Tomorrow is my first day of class in my second semester at Drexel as a freshman. While three months as a college student isn’t usually enough to signal a big change in one’s life – there are friends of mine who have sat through a year’s worth of classes at college already and they’re still the same old idiots they were back in school god bless – travelling through cultures is a pretty transformative experience.
In short, my first semester at Drexel was probably my most stressful time in my life by far. Without mentioning what I went through, I’ll just say I would dish out an arm and a leg and probably cough up a very healthy lung before I’d go through that again. Don’t get me wrong, there were fun times. Hell, those fun times were a riot that made me feel like I was on top of everything in my life but there were also bad days. Academic wise, I did great but…that’s not all that counts in college is it?
Fun times? Oh god, people here drink like the world’s gonna burn up tomorrow and suffice it to say, I participated here and there when I could. And before those eyebrows go up and that head starts to shake, let me clarify that in no way was I coerced or pressured to do so. I did it with my own volition, with a grasp on the reality that I was the one holding the glass and tipping it into the back of my throat, that I was the one responsible for the agonizing mornings. I didn’t do it to fit in. I didn’t do it because I was craving the experience. I didn’t do it to prove anyone wrong or even, conversely right. I did it because I wanted to. After all the arguments had been made for and against it by my wonderful friends, I took a step back, analyzed what I wanted and then took a firm step forward and then several more to fall face flat onto the bed.
And going back home for winter break was eye opening. Not because people were different but because I was surprised by how little I’d changed. Some of my old school friends swore up and down that I’d changed and putting myself in their third-person-view shoes, I’d agree but I’ve been living in my head all this time and I actually haven’t changed. Stepping back into my old bedroom, picking up the old books I’d read, looking out from my old spot in my balcony I realized that no matter how hard I’d tried to convince myself that college had changed me, it hadn’t. I was still the same.
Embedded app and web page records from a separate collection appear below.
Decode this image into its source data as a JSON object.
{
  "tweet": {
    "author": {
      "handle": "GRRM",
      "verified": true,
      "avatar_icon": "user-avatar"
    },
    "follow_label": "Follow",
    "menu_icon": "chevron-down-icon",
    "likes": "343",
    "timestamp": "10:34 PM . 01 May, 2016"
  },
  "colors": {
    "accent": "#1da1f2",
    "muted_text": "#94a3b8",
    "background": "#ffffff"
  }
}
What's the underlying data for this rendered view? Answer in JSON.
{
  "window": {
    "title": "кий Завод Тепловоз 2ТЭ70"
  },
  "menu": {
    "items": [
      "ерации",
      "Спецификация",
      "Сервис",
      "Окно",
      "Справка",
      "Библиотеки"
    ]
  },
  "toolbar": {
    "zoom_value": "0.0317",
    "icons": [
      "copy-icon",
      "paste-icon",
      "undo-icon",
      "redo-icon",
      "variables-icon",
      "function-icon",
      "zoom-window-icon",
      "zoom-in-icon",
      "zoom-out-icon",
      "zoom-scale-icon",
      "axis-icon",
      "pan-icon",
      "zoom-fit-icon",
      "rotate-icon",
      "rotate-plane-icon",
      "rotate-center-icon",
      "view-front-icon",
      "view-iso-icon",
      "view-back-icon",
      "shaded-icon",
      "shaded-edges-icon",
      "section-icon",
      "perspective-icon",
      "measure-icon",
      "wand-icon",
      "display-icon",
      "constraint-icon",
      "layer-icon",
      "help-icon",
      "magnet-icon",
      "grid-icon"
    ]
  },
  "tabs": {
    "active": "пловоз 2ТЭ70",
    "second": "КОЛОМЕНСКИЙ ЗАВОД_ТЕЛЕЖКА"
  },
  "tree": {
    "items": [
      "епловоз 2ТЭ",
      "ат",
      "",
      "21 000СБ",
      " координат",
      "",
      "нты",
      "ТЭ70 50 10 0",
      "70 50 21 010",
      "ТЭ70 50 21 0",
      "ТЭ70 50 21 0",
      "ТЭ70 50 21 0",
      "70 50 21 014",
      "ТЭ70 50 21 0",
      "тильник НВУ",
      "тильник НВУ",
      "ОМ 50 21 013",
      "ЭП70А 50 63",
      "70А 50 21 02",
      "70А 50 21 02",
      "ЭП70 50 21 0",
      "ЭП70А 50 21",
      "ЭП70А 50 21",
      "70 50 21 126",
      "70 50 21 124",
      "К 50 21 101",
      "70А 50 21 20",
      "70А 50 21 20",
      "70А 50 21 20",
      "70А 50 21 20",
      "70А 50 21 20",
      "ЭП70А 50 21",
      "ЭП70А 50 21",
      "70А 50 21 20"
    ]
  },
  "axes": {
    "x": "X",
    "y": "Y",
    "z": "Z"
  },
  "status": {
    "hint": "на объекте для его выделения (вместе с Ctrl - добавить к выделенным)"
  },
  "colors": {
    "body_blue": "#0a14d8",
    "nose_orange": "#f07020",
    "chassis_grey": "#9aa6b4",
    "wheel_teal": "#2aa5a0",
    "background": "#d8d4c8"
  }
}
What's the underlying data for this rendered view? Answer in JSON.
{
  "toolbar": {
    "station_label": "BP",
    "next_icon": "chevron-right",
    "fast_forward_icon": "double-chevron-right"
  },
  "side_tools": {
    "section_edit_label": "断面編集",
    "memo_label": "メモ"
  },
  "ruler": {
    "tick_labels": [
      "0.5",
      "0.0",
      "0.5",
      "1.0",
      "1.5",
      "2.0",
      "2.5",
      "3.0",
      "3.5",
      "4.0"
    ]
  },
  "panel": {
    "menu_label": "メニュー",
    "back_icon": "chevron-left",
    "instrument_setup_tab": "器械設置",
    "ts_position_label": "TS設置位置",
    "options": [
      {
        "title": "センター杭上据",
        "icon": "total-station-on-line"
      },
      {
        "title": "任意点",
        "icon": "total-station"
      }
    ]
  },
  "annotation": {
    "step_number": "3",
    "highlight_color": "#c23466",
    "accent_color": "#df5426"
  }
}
And I’m okay with that now. Actually, I’m more than thankful that I haven’t changed. I’d have hated to be anyone other than who I am now. I see that now.